It is Friday, August 16th, 2013 and there is unrest in the hangars of the national school of sailing and water sports!
The French Paralympic Team has met to load up the equipment needed for the trip to Ireland.
Our exact destination is the coastal town of Kinsale, which hosted the World Paralympic Championship 2013: The highlight of the sailing season.
After poring over the local newspapers and website articles about the event, we realized that we were hardly mentioned!
There is a lot of coverage of the Dutch team, who are Olympic champions, and the Norwegians who are the current titleholders, but not a line about the French boat. There will be eighteen sonar boats on the water in total.
However, the French sailors Bruno Jourdren, Eric Flageul and Nicolas Vimont- Vicary have won two of the most important pre-season regattas – in Hyères and Medemblick.
Regardless, the training at ENVSN took the form of Match Racing, the West Spinnaker and the Grand Prix of the longtze naval school. The “Mondial Caravelle” was won this year by Bruno even though he was up against tough competitors such as Michel Desjoyeaux and Armel Le Clea’ch. This illustrates the amount of work and level of motivation of the crew to win this event after a disappointing London Games (coming in at 4th place) .
At Roscoff, we were the first to get on the ferry … and the first ones out at Cork! All sailors are a little superstitious, so we noted this fact with a smile.
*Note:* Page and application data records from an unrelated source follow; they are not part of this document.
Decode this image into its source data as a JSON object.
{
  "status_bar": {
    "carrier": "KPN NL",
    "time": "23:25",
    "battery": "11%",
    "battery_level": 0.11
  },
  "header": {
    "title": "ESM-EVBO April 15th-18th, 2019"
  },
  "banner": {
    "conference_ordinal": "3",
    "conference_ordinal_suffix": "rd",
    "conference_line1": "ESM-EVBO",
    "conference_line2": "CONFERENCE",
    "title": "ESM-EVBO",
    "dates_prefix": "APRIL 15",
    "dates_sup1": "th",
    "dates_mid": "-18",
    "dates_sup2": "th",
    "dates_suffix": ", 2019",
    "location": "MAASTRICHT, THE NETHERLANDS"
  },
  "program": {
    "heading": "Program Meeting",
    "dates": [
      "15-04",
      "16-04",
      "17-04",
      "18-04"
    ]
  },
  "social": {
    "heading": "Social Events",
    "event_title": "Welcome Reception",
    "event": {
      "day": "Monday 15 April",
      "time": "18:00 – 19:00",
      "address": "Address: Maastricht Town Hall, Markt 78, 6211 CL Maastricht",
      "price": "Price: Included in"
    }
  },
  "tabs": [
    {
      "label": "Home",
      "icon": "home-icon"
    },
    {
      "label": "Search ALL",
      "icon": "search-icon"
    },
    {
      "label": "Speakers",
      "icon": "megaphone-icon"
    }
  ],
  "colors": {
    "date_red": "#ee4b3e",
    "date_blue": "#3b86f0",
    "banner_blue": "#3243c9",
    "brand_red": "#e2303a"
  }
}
In bright (and unexpected!) sunshine, the preparations began (we were first to start practising!) within the walls of the prestigious Yacht Club of Kinsale.
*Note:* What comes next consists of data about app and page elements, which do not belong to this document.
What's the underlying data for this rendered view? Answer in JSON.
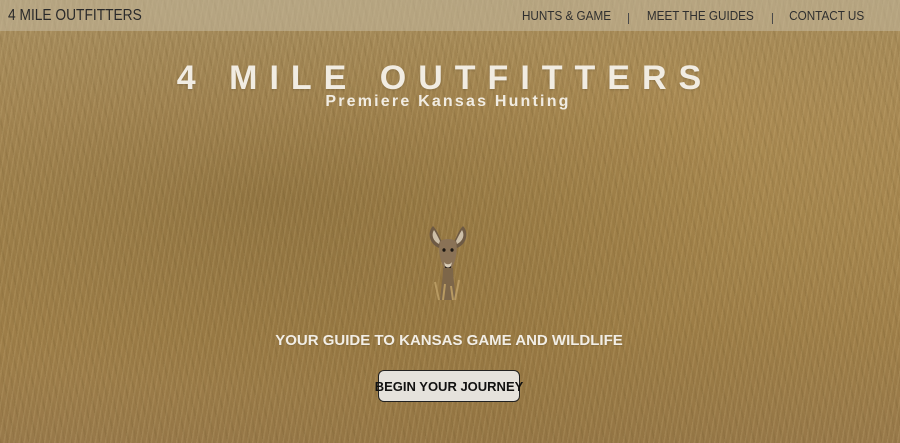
{
  "navbar": {
    "brand": "4 MILE OUTFITTERS",
    "links": [
      {
        "label": "HUNTS & GAME"
      },
      {
        "label": "MEET THE GUIDES"
      },
      {
        "label": "CONTACT US"
      }
    ]
  },
  "hero": {
    "title": "4 MILE OUTFITTERS",
    "subtitle": "Premiere Kansas Hunting",
    "tagline": "YOUR GUIDE TO KANSAS GAME AND WILDLIFE",
    "cta_label": "BEGIN YOUR JOURNEY",
    "image_subject": "deer-in-wheat-field"
  },
  "colors": {
    "hero_text": "#f1ece2",
    "navbar_bg": "#c4baa0",
    "button_bg": "#e5e2dc"
  }
}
The anticyclone that had swept across the Atlantic coast this summer had returned. The week appeared atypical for the Irish Sea: it was an average of ten knots with a sea breeze .
On Monday, August 26th, when arriving at the club, we had a preview of what was ahead. This was a true Swiss lake bordering the southern Irish coast. We would have to wait until the next day to get sailing!
The sonar-boat French team enjoyed a strong start, and from the very first day the crew seized ahead of the crowd with places 1/5/2.
A good start, insight and speed – the ingredients for a win, but there was still direct competition on our heels, namely the Australians and Norwegians.
There was to be no fast racing the next day for the same reasons as the first: a lack of wind.
Between ten and fourteen knots of wind awaited racers on the Thursday. The conditions were quite complicated with a constant struggle between different air fronts, leading to the constant threat of lightning on the water.
Bruno and his team managed to use their analysis to help them practically and achieved almost flawless results with 1/1/2. Starting the final day, they were 11 points in the lead and ready to attack for the last day of this world championship. It looked very good but everyone remained quiet and concentrated.
Finally some wind! Twenty knots that morning with a sea mist, the typical Irish postcard picture.
With a second place in the first race, we were closing in on the title. Only the Dutch could still cause an upset for us.
The outright winner was determined shortly afterwards with a close finish like a race is supposed to be, France finished 4th and the Netherlands 6th. It’s official – we are the world champions!
The crew wanted to do well in the last race … and won.
Team France finished 13 points ahead of the Netherlands who came in in second place and Australia were third.
It is clear to see that even though everything ended well, it was of course, more difficult than we had expected.
A very beautiful Irish tour on the road to Rio…
Sonar Boat Coach